With the pictures excluded, repeat every entry exactly.

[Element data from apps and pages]
########################################

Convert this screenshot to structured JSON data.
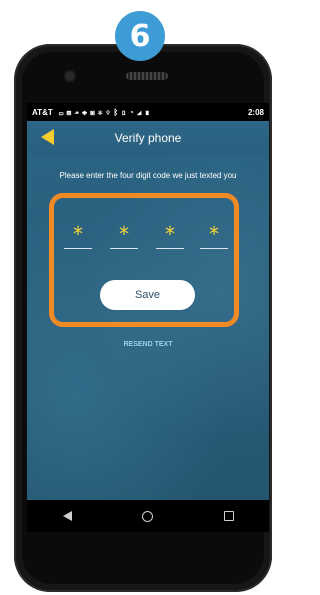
{
  "step_badge": "6",
  "status_bar": {
    "carrier": "AT&T",
    "icons": [
      "message-icon",
      "chat-icon",
      "cloud-icon",
      "plus-icon",
      "image-icon",
      "settings-icon",
      "location-icon",
      "bluetooth-icon",
      "vibrate-icon",
      "wifi-icon",
      "signal-icon",
      "battery-icon"
    ],
    "time": "2:08"
  },
  "app_bar": {
    "title": "Verify phone",
    "back_icon": "back-arrow-icon",
    "accent": "#f6cc2e"
  },
  "verification": {
    "instruction": "Please enter the four digit code we just texted you",
    "digits": [
      "*",
      "*",
      "*",
      "*"
    ],
    "highlight_color": "#f28b23"
  },
  "actions": {
    "save_label": "Save",
    "resend_label": "RESEND TEXT"
  },
  "nav_bar": {
    "buttons": [
      "back-icon",
      "home-icon",
      "recent-apps-icon"
    ]
  }
}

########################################

### Written response
Convert this screenshot to structured JSON data.
{
  "step_badge": "6",
  "status_bar": {
    "carrier": "AT&T",
    "icons": [
      "message-icon",
      "chat-icon",
      "cloud-icon",
      "plus-icon",
      "image-icon",
      "settings-icon",
      "location-icon",
      "bluetooth-icon",
      "vibrate-icon",
      "wifi-icon",
      "signal-icon",
      "battery-icon"
    ],
    "time": "2:08"
  },
  "app_bar": {
    "title": "Verify phone",
    "back_icon": "back-arrow-icon",
    "accent": "#f6cc2e"
  },
  "verification": {
    "instruction": "Please enter the four digit code we just texted you",
    "digits": [
      "*",
      "*",
      "*",
      "*"
    ],
    "highlight_color": "#f28b23"
  },
  "actions": {
    "save_label": "Save",
    "resend_label": "RESEND TEXT"
  },
  "nav_bar": {
    "buttons": [
      "back-icon",
      "home-icon",
      "recent-apps-icon"
    ]
  }
}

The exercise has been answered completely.